"Controller" is defined as a person doing business in the state who determines the purposes for which and the means by which personal data is processed, regardless of whether the person makes the determination alone or with others. A "processor" is a person who processes personal data on behalf of a controller.
What types of information would it cover?
The Act would apply to "personal data," defined as any information that identifies or describes an identifiable individual or is reasonable capable of identifying or describing an identifiable individual. Personal data does not include deidentified data, anonymous data, or publicly available information. Specific types of information excluded from the bill include protected health information, patient identifying information, and information provided for use in a consumer report.
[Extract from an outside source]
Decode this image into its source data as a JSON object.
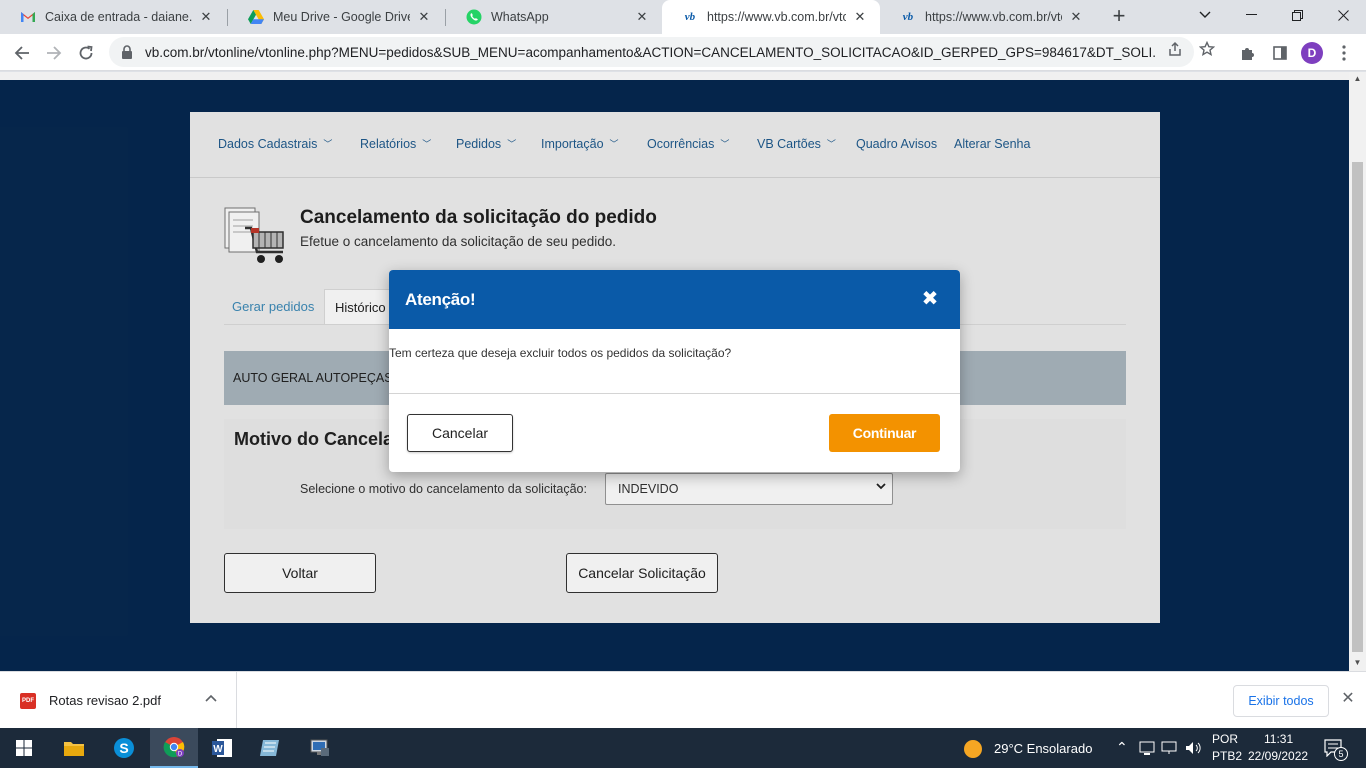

The Act also creates a category of "sensitive data," which includes racial or ethnic origin, religious beliefs, biometric information, and immigration status.
What rights would it create?
The bill provides consumers with the right to:
- confirm whether the controller is processing personal data concerning the consumer;
- obtain information regarding the categories of personal data collected;
- correct inaccurate personal data;
- delete personal data that the consumer provided to the controller;
- obtain a copy of the personal data in a portable and readily-usable form; and
- opt out of the processing of the consumers personal data for purposes of targeted advertising, sale of personal data, or profiling in furtherance of decisions regarding enrollment in an educational institution, criminal justice, employment opportunities, health care services, or access to basic necessities.
What obligations would it impose?
Under the bill, the controller must limit data collection to that which is relevant and reasonably necessary to achieve the controller's purposes. Controllers would also be required to provide a clear and reasonably accessible privacy notice informing consumers of the categories of personal data processed, how their personal data is used, and the manner in which the consumer may exercise the right to opt out. Processors would be required to adhere to the controller's instructions.
The controller would also be required to maintain reasonable security practices to protect confidentiality and to conduct an annual data protection assessment to evaluate any reasonably foreseeable risk to consumers related to the processing and security of personal data and sensitive data. Notably, the assessment would be considered a "confidential and protected record" under the Utah Government Records Access and Management Act—the disclosure of which to the Attorney General (AG) or the Division of Consumer Protection (the Division), as provided for in the Act, would not constitute a waiver of the attorney-client privilege or work product protection.
How would it be enforced?
There is no private right of action under Act; the AG has exclusive authority for enforcement. The Division would be empowered to investigate consumer complaints related to the Act and to refer matters to the AG if the Division has reasonable cause to believe that substantial evidence of a violation exists. Upon referral from the Division and following a 30 period to cure noticed violations, the AG may initiate an enforcement action and seek actual damages to the consumer and up to $1,000.00 per affected consumer for each violation. Any funds collected would be directed to a Consumer Privacy Account, which would be used for investigation and administrative costs, as well as enforcement and education activities.
Where does it stand?
Just last year, Utah Senate Bill 249 (the Utah Consumer Privacy Act) was defeated. Now, the Utah State Senate will again consider whether to pass a comprehensive consumer privacy bill. If enacted, the Utah Consumer Privacy Act would take effect on January 1, 2022.